Second edition of CNIO Arte, a project developed by CNIO with the support of Fundación Banco Santander
The work will be exhibited at CNIO from 19 February to 12 April. It will also be presented at the ARCOmadrid and JUSTMAD art fairs
"At CNIO we want to build bridges between science and art, and that is why we invite great artists to reflect on the work of great scientists," says Maria A. Blasco, CNIO Director
All the money collected from the sale of Madoz’s work will be used to support cancer research at CNIO, through the ‘CNIO Friends’ philanthropic initiative
The physicist Ignacio Cirac and the photographer Chema Madoz met last year in a room at the Spanish National Cancer Research Centre (CNIO) and decided to collaborate. Cirac is one of the world’s most internationally renowned scientists in the field of quantum information; Madoz is known as a craftsman, a builder of visual poetry. What did they talk about at that meeting? They might want to reveal it on February 19, at 11am in the CNIO Auditorium, at the presentation of the result of their collaboration: a photograph by Madoz inspired by the science of Cirac.
The encounter between Cirac and Madoz is part of the CNIO Arte programme, an initiative developed by CNIO with the support of Fundación Banco Santander to bring together internationally renowned scientists and artists. This is the second edition of CNIO Arte, and has been curated by the visual artist Amparo Garrido.

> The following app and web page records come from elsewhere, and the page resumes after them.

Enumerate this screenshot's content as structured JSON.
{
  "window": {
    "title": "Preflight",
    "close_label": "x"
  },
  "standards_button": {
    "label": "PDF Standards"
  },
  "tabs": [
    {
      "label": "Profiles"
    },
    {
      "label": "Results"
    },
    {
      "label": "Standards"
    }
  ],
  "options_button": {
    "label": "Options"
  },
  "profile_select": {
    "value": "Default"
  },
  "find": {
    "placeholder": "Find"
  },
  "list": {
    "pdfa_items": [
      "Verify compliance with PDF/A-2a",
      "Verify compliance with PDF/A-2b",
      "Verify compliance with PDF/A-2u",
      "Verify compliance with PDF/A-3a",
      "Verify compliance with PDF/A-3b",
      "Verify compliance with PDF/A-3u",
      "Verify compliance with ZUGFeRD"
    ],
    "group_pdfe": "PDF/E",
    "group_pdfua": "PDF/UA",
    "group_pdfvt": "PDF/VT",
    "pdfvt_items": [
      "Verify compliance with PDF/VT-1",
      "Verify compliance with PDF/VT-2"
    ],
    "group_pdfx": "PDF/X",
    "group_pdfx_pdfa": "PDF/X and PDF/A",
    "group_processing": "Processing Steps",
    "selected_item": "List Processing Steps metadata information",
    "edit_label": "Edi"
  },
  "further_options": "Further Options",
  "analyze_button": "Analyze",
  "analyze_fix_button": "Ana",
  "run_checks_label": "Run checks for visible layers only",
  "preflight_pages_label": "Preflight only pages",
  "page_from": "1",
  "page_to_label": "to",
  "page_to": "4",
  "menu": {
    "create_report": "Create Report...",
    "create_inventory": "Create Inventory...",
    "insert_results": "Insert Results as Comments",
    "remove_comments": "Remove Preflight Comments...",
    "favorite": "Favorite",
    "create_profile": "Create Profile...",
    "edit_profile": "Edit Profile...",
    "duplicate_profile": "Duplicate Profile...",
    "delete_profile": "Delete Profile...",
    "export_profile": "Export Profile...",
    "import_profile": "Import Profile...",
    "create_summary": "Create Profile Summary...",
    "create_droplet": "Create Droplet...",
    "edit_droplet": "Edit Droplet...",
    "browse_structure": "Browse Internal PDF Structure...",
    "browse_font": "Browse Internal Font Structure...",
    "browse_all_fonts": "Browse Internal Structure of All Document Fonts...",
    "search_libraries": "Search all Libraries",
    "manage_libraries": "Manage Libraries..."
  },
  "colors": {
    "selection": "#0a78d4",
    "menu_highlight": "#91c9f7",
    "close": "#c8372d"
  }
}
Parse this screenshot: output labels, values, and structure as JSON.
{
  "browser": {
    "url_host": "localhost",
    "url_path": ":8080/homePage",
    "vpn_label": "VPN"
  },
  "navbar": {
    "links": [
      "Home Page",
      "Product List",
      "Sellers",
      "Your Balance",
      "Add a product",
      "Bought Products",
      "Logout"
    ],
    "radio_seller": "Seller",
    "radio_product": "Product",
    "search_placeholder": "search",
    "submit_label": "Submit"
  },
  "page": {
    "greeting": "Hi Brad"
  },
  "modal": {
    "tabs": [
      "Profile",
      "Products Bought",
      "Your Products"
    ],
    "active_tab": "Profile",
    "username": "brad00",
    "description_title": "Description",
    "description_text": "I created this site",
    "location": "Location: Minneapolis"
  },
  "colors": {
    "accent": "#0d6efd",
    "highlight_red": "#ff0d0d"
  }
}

In addition to Ignacio Cirac and Chema Madoz, the launch event at CNIO will be attended by the art critic Carlos Jiménez; director of Fundación Banco Santander, Borja Baselga; and Maria A. Blasco, CNIO Director.
As explained by Blasco, “both science and art illuminate the mind, but on few occasions, is science the subject of art. I am convinced that this is not because artists find science uninteresting; perhaps it is simply that artists and scientists need to come together and share their ideas. At CNIO we want to build bridges between science and art, and that is why we invite great artists to reflect on the work of great scientists.”
Since the early 1990s, Chema Madoz has been photographing ideas embodied in objects that he designs and builds, in which irony, humour, or quite simply beauty are conceptually highly charged. In his work, surprise is a trigger that activates within the viewer new ways of looking at reality. Among other accolades, Madoz has received the National Photography Award (2000). He is the first Spanish photographer to whom the Reina Sofia Museum has dedicated a retrospective exhibition. His work also has broad international repercussions.
Ignacio Cirac is one of the most influential international physicists in the field of quantum information. In 1995, aged just 30, together with his colleague Peter Zoller, he published a paper that for the first time explained how a quantum computer could be built – a goal pursued today by researchers around the world, backed by major corporations. Cirac is Director of the Max-Planck Institute for Quantum Optics in Garching, Germany, which he joined in 2001. His accolades include the Blas Cabrera National Research Award; the Frontiers of Knowledge Award; the Prince of Asturias Prize; the Wolf Award; and the Max Planck Medal, among others.
The piece that Chema Madoz has created for CNIO consists of 30 photo engravings, numbered and signed, which may be purchased through the Trinta Gallery, the Elvira Gonzalez Gallery and the CNIO web page. All the money collected from the sale will be used to support cancer research at CNIO, through the CNIO Friends philanthropic initiative.
The work will be exhibited at CNIO from February 19 to April 12. In addition, coinciding with the season of contemporary art fairs, it will also be presented at ARCOmadrid on 1 March at 6pm (Room 38), and at the JUSTMAD art fair, where, between February 26 and March 3, the project will be explained at a stand that will exhibit one of Madoz’s photo engravings and a portrait of Cirac.
CNIO Arte was first launched in 2018 with a piece by visual artist Eva Lootz, created after her meetings with molecular biologist Margarita Salas. Besides the funds from the Fundación Banco Santander, the project has the support of the Spanish Foundation for Science and Technology – Ministry of Science, Innovation and Universities, through CNIO & The City.